When it comes to the administration of dormant bank accounts and unclaimed life policies, the quality of data, the inflexibility of internal procedures and complex processing is causing banks and insurers big problems. Vladimir Nguekam, CEO of digital analytical firm Mister Doe talks to Mazars about how taking a digital approach can lead to better compliance.
Since 1 January 2016, banks and insurance companies must comply with the new Eckert law, which aims to improve protection for savers and the beneficiaries of life insurance policies. What’s behind its introduction?
Vladimir Nguekam: Despite a law passed in 2007 aiming to force insurance companies to identify deceased policy-holders, four well-known insurers were fined a total of 103 million euro between April 2014 and June 2015 by the French supervisory authority ACPR for failing to meet the demands of this law. So since 1 January 2016, new obligations imposed by the Eckert law require more stringent efforts by banks and insurers to trace the owners of dormant accounts and the beneficiaries and heirs of unclaimed policies that currently total 4 billion euro in France*
Why are banks and insurance companies finding it so difficult to trace beneficiaries?
Vladimir Nguekam: Two major problems are the reliability of databases and outdated administration processes. Most information systems consist of multiple subsystems and more or less dated technologies. A customer database containing erroneous or incomplete information entails the deployment of vast resources to be certain that an owner is still living. In terms of administration processes employed, almost all the players concerned are still using office automation tools such as Microsoft Excel to manage their dormant accounts and unclaimed policies. These tools do not lend themselves to a collaborative approach or make it easy to trace the successive stages of handling these cases.
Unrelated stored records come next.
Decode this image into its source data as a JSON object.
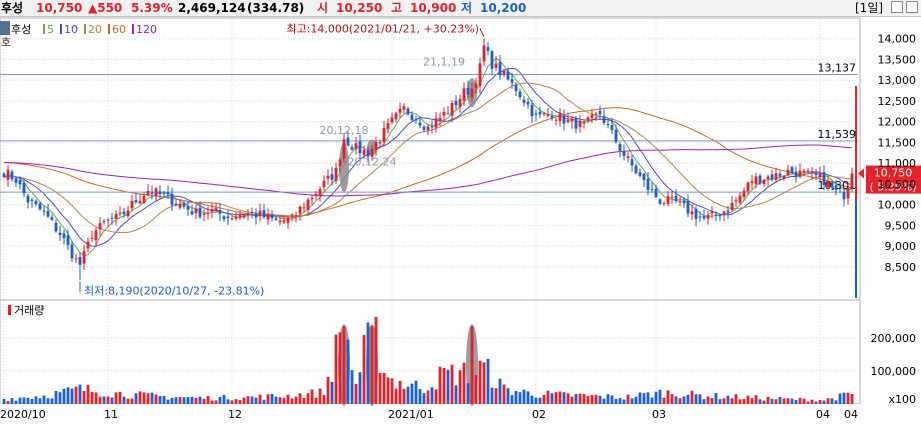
{
  "header": {
    "name": "후성",
    "price": "10,750",
    "change": "▲550",
    "change_pct": "5.39%",
    "volume": "2,469,124",
    "amount": "(334.78)",
    "open_label": "시",
    "open": "10,250",
    "high_label": "고",
    "high": "10,900",
    "low_label": "저",
    "low": "10,200",
    "period": "[1일]"
  },
  "colors": {
    "up": "#e8202a",
    "down": "#1a5fd6",
    "ma5": "#6aa84f",
    "ma10": "#4a4ad6",
    "ma20": "#b8864a",
    "ma60": "#d2691e",
    "ma120": "#a020c0",
    "grid": "#d8d8d8",
    "hline": "#7f96c8",
    "highlight": "#8c8c8c"
  },
  "legend": {
    "ticker": "후성",
    "items": [
      {
        "label": "5",
        "color": "#6aa84f"
      },
      {
        "label": "10",
        "color": "#4a4ad6"
      },
      {
        "label": "20",
        "color": "#b8864a"
      },
      {
        "label": "60",
        "color": "#d2691e"
      },
      {
        "label": "120",
        "color": "#a020c0"
      }
    ]
  },
  "left_tab": "호",
  "volume_title": "거래량",
  "chart_data": {
    "type": "candlestick",
    "price_ticks": [
      "14,000",
      "13,500",
      "13,000",
      "12,500",
      "12,000",
      "11,500",
      "11,000",
      "10,500",
      "10,000",
      "9,500",
      "9,000",
      "8,500"
    ],
    "price_tick_values": [
      14000,
      13500,
      13000,
      12500,
      12000,
      11500,
      11000,
      10500,
      10000,
      9500,
      9000,
      8500
    ],
    "ylim": [
      7750,
      14500
    ],
    "volume_ticks": [
      "200,000",
      "100,000",
      "x100"
    ],
    "volume_tick_values": [
      200000,
      100000
    ],
    "volume_ylim": [
      0,
      260000
    ],
    "x_ticks": [
      "2020/10",
      "11",
      "12",
      "2021/01",
      "02",
      "03",
      "04",
      "04"
    ],
    "x_tick_index": [
      0,
      26,
      57,
      97,
      133,
      163,
      204,
      212
    ],
    "n_days": 213,
    "hlines": [
      13137,
      11539,
      10301
    ],
    "hline_labels": [
      "13,137",
      "11,539",
      "10,301"
    ],
    "current_price": 10750,
    "current_label": "10,750",
    "current_pct_label": "( 5.39%)",
    "high_annotation": "최고:14,000(2021/01/21, +30.23%)",
    "low_annotation": "최저:8,190(2020/10/27, -23.81%)",
    "high_point": {
      "index": 120,
      "price": 14000
    },
    "low_point": {
      "index": 19,
      "price": 8190
    },
    "date_labels": [
      {
        "text": "20,12,18",
        "index": 85,
        "price": 11700
      },
      {
        "text": "20,12,24",
        "index": 92,
        "price": 10950
      },
      {
        "text": "21,1,19",
        "index": 110,
        "price": 13350
      }
    ],
    "highlights": [
      {
        "index": 85,
        "price_top": 11500,
        "price_bottom": 10300
      },
      {
        "index": 92,
        "price_top": 11550,
        "price_bottom": 11200
      },
      {
        "index": 117,
        "price_top": 13050,
        "price_bottom": 12350
      }
    ],
    "volume_highlights": [
      85,
      92,
      117
    ],
    "anchors": [
      [
        0,
        10800
      ],
      [
        3,
        10600
      ],
      [
        6,
        10100
      ],
      [
        10,
        9800
      ],
      [
        14,
        9300
      ],
      [
        19,
        8500
      ],
      [
        22,
        9300
      ],
      [
        26,
        9600
      ],
      [
        29,
        9700
      ],
      [
        33,
        10100
      ],
      [
        36,
        10350
      ],
      [
        40,
        10200
      ],
      [
        44,
        10000
      ],
      [
        48,
        9800
      ],
      [
        52,
        9850
      ],
      [
        56,
        9700
      ],
      [
        60,
        9800
      ],
      [
        64,
        9750
      ],
      [
        68,
        9600
      ],
      [
        72,
        9650
      ],
      [
        74,
        9900
      ],
      [
        77,
        10200
      ],
      [
        80,
        10500
      ],
      [
        83,
        10800
      ],
      [
        85,
        11600
      ],
      [
        88,
        11350
      ],
      [
        91,
        11250
      ],
      [
        94,
        11600
      ],
      [
        97,
        12000
      ],
      [
        100,
        12300
      ],
      [
        103,
        12100
      ],
      [
        106,
        11850
      ],
      [
        109,
        12100
      ],
      [
        112,
        12350
      ],
      [
        115,
        12700
      ],
      [
        117,
        12800
      ],
      [
        119,
        13300
      ],
      [
        120,
        13800
      ],
      [
        122,
        13400
      ],
      [
        125,
        13100
      ],
      [
        128,
        12800
      ],
      [
        131,
        12400
      ],
      [
        133,
        12100
      ],
      [
        137,
        12200
      ],
      [
        141,
        12000
      ],
      [
        145,
        11900
      ],
      [
        149,
        12200
      ],
      [
        152,
        11700
      ],
      [
        155,
        11200
      ],
      [
        158,
        10800
      ],
      [
        161,
        10400
      ],
      [
        164,
        10100
      ],
      [
        168,
        10050
      ],
      [
        172,
        9800
      ],
      [
        175,
        9650
      ],
      [
        178,
        9750
      ],
      [
        181,
        9900
      ],
      [
        184,
        10200
      ],
      [
        187,
        10600
      ],
      [
        190,
        10650
      ],
      [
        193,
        10700
      ],
      [
        196,
        10800
      ],
      [
        199,
        10750
      ],
      [
        202,
        10700
      ],
      [
        205,
        10600
      ],
      [
        208,
        10300
      ],
      [
        210,
        10250
      ],
      [
        212,
        10750
      ]
    ],
    "volume_anchors": [
      [
        0,
        15000
      ],
      [
        10,
        25000
      ],
      [
        19,
        45000
      ],
      [
        30,
        30000
      ],
      [
        40,
        22000
      ],
      [
        50,
        18000
      ],
      [
        60,
        20000
      ],
      [
        70,
        24000
      ],
      [
        80,
        35000
      ],
      [
        85,
        235000
      ],
      [
        88,
        60000
      ],
      [
        92,
        235000
      ],
      [
        96,
        80000
      ],
      [
        100,
        60000
      ],
      [
        105,
        50000
      ],
      [
        110,
        90000
      ],
      [
        117,
        95000
      ],
      [
        120,
        110000
      ],
      [
        125,
        45000
      ],
      [
        133,
        30000
      ],
      [
        145,
        25000
      ],
      [
        155,
        20000
      ],
      [
        165,
        35000
      ],
      [
        175,
        25000
      ],
      [
        185,
        20000
      ],
      [
        195,
        15000
      ],
      [
        205,
        12000
      ],
      [
        212,
        30000
      ]
    ]
  }
}
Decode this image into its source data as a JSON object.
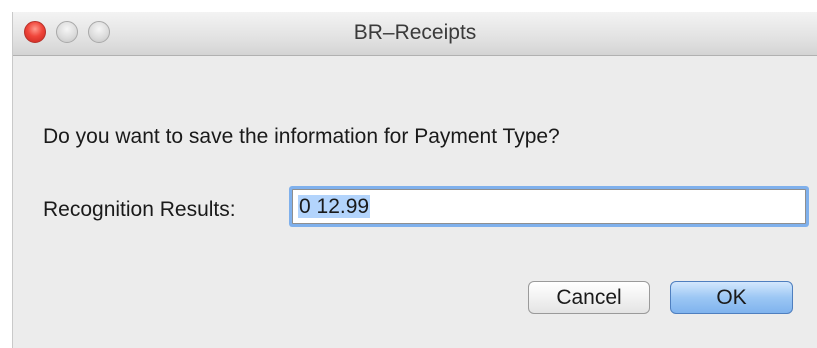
{
  "window": {
    "title": "BR–Receipts"
  },
  "dialog": {
    "prompt": "Do you want to save the information for Payment Type?",
    "field_label": "Recognition Results:",
    "field_value": "0 12.99"
  },
  "buttons": {
    "cancel_label": "Cancel",
    "ok_label": "OK"
  },
  "colors": {
    "window_bg": "#ececec",
    "close_button": "#f0463b",
    "focus_ring": "#7fb0ec",
    "default_button": "#9cc7f4",
    "text_selection": "#b3d4fc"
  }
}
The difficulty of providing a full history of the administrative processes involved is one of the main reasons for the penalties imposed by the regulator.
What is the solution for bringing banks and insurers into compliance with the Eckert law?
Vladimir Nguekam: The solution is to digitalise and computerise many of the procedures that are currently causing problems. By using Big Data technologies. enterprises can map and secure the various stages in handling the documentation to enable closer monitoring of activities. It’s an approach that also provides key performance indicators that are essential for complying with the Eckert law. For example, With a single ergonomic tool, all parties concerned can take part in handling unclaimed contracts while mapping the different tasks completed. The same tool records all the administrative procedures that are carried out by all the players, enabling them to shift from a cooperative to a collaborative mode. It’s an approach that not only increases the reliability of data and speeds up procedures, but it improves performance in order to better serve customers.